> _PROBLEM DETAILS_
I would like every entry below written out exactly.

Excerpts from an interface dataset
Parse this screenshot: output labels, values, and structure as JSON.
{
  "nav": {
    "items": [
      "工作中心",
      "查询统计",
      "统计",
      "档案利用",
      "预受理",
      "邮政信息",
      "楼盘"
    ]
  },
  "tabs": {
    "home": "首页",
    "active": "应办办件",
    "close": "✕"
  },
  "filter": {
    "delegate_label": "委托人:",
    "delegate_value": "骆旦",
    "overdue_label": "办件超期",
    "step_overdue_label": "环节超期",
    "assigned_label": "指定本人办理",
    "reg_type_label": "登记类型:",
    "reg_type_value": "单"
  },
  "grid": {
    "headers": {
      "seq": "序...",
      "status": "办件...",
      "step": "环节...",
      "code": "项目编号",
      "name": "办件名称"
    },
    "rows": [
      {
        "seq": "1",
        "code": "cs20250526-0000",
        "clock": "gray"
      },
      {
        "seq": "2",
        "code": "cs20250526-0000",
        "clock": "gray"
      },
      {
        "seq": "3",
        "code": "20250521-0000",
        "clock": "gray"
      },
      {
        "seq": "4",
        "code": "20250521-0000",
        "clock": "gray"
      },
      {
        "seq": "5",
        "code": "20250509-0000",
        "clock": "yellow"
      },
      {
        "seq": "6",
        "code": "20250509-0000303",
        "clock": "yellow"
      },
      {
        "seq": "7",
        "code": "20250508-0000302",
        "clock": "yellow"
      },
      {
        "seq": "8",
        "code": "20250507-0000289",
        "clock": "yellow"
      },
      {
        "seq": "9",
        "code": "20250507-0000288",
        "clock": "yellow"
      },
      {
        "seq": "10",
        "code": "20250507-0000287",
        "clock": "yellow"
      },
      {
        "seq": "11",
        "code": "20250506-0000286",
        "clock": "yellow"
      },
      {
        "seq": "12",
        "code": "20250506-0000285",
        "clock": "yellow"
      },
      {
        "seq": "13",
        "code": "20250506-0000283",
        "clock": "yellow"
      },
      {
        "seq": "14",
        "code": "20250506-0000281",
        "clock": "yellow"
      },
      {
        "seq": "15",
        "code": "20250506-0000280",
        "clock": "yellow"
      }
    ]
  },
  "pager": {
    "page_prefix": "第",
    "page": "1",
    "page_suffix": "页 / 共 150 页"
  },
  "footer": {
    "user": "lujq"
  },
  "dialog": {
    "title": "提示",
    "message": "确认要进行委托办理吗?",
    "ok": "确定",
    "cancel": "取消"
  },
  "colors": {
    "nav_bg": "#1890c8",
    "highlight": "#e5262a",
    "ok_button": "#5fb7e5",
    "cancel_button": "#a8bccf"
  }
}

> _EXERCISE RESPONSE_
Parse this screenshot: output labels, values, and structure as JSON.
{
  "nav": {
    "items": [
      "工作中心",
      "查询统计",
      "统计",
      "档案利用",
      "预受理",
      "邮政信息",
      "楼盘"
    ]
  },
  "tabs": {
    "home": "首页",
    "active": "应办办件",
    "close": "✕"
  },
  "filter": {
    "delegate_label": "委托人:",
    "delegate_value": "骆旦",
    "overdue_label": "办件超期",
    "step_overdue_label": "环节超期",
    "assigned_label": "指定本人办理",
    "reg_type_label": "登记类型:",
    "reg_type_value": "单"
  },
  "grid": {
    "headers": {
      "seq": "序...",
      "status": "办件...",
      "step": "环节...",
      "code": "项目编号",
      "name": "办件名称"
    },
    "rows": [
      {
        "seq": "1",
        "code": "cs20250526-0000",
        "clock": "gray"
      },
      {
        "seq": "2",
        "code": "cs20250526-0000",
        "clock": "gray"
      },
      {
        "seq": "3",
        "code": "20250521-0000",
        "clock": "gray"
      },
      {
        "seq": "4",
        "code": "20250521-0000",
        "clock": "gray"
      },
      {
        "seq": "5",
        "code": "20250509-0000",
        "clock": "yellow"
      },
      {
        "seq": "6",
        "code": "20250509-0000303",
        "clock": "yellow"
      },
      {
        "seq": "7",
        "code": "20250508-0000302",
        "clock": "yellow"
      },
      {
        "seq": "8",
        "code": "20250507-0000289",
        "clock": "yellow"
      },
      {
        "seq": "9",
        "code": "20250507-0000288",
        "clock": "yellow"
      },
      {
        "seq": "10",
        "code": "20250507-0000287",
        "clock": "yellow"
      },
      {
        "seq": "11",
        "code": "20250506-0000286",
        "clock": "yellow"
      },
      {
        "seq": "12",
        "code": "20250506-0000285",
        "clock": "yellow"
      },
      {
        "seq": "13",
        "code": "20250506-0000283",
        "clock": "yellow"
      },
      {
        "seq": "14",
        "code": "20250506-0000281",
        "clock": "yellow"
      },
      {
        "seq": "15",
        "code": "20250506-0000280",
        "clock": "yellow"
      }
    ]
  },
  "pager": {
    "page_prefix": "第",
    "page": "1",
    "page_suffix": "页 / 共 150 页"
  },
  "footer": {
    "user": "lujq"
  },
  "dialog": {
    "title": "提示",
    "message": "确认要进行委托办理吗?",
    "ok": "确定",
    "cancel": "取消"
  },
  "colors": {
    "nav_bg": "#1890c8",
    "highlight": "#e5262a",
    "ok_button": "#5fb7e5",
    "cancel_button": "#a8bccf"
  }
}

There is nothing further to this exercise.